The Papapetrou Laboratory uses human pluripotent stem cells to understand the mechanisms of malignant and non-malignant genetic blood diseases and to develop new therapies.
The Parsons Laboratory seeks to identify the underpinnings of cancer and to use this information to improve cancer prevention and treatment. The lab employs a multidisciplinary approach to study cancer by combining molecular pathology and genetic studies of human tumor biopsies, human and mouse tumor models, metabolism, epigenetics, and biochemistry of signaling.
We employ the synergistic systems of in vivo Drosophila (fruit fly) genetics, tissue culture, and in vitro biochemistry to investigate (1) Ras signaling, (2) the Hippo Tumor Suppressor Pathway, and (3) to develop fly models of human disease.
The Polak Laboratory studies cancer driver events and cancer etiology across understudied populations (e.g. African Americans, Puerto Ricans, Dominicans, Haitians) with the goals of lowering death rates from cancer and improving overall health.
The Poulikakos Laboratory investigates kinase regulation and oncogenic signaling using small molecule inhibitors. We exploit the selectivity of these compounds to interrogate the complexity of growth factor signaling networks that promote transformation, tumor maintenance and drug resistance.
Our laboratory is interested in the study of genes that govern cell homeostasis and how these controls are dysregulated during the neoplastic process.

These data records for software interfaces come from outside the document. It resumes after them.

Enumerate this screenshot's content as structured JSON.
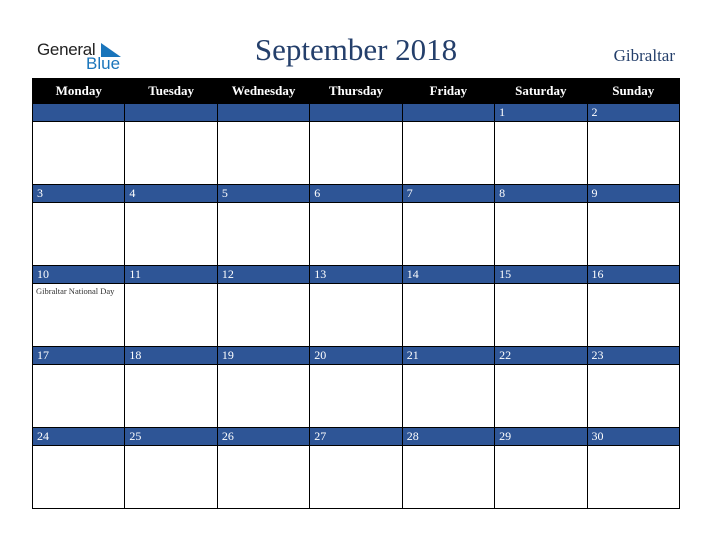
{
  "logo": {
    "line1": "General",
    "line2": "Blue"
  },
  "title": "September 2018",
  "country": "Gibraltar",
  "colors": {
    "header_bg": "#000000",
    "date_bar": "#2e5596",
    "title": "#243f6b",
    "logo_blue": "#1a75bb"
  },
  "days": [
    "Monday",
    "Tuesday",
    "Wednesday",
    "Thursday",
    "Friday",
    "Saturday",
    "Sunday"
  ],
  "weeks": [
    {
      "dates": [
        "",
        "",
        "",
        "",
        "",
        "1",
        "2"
      ],
      "events": [
        "",
        "",
        "",
        "",
        "",
        "",
        ""
      ]
    },
    {
      "dates": [
        "3",
        "4",
        "5",
        "6",
        "7",
        "8",
        "9"
      ],
      "events": [
        "",
        "",
        "",
        "",
        "",
        "",
        ""
      ]
    },
    {
      "dates": [
        "10",
        "11",
        "12",
        "13",
        "14",
        "15",
        "16"
      ],
      "events": [
        "Gibraltar National Day",
        "",
        "",
        "",
        "",
        "",
        ""
      ]
    },
    {
      "dates": [
        "17",
        "18",
        "19",
        "20",
        "21",
        "22",
        "23"
      ],
      "events": [
        "",
        "",
        "",
        "",
        "",
        "",
        ""
      ]
    },
    {
      "dates": [
        "24",
        "25",
        "26",
        "27",
        "28",
        "29",
        "30"
      ],
      "events": [
        "",
        "",
        "",
        "",
        "",
        "",
        ""
      ]
    }
  ]
}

We use a combination of biochemical, molecular, synthetic chemical and structural biological approaches, and in close collaboration with the clinical community, develop and test small molecule anti-cancer compounds.
Members of the Skobe lab conduct groundbreaking molecular research linking the dynamic relationship between the lymphatic system and cancer metastasis.
Learn about the Skobe Laboratory
The Yu Laboratory identifies the molecular determinants/therapeutic targets in tumor microenvironment that play essential roles in the cancer initiation and progression, therapeutic resistance of cancer cells, and maintenance of cancer stem cell niche; to understand the underlying mechanisms of their effects; and to develop therapeutic agents and combinations that can effectively inhibit the functions/activities of these therapeutic targets.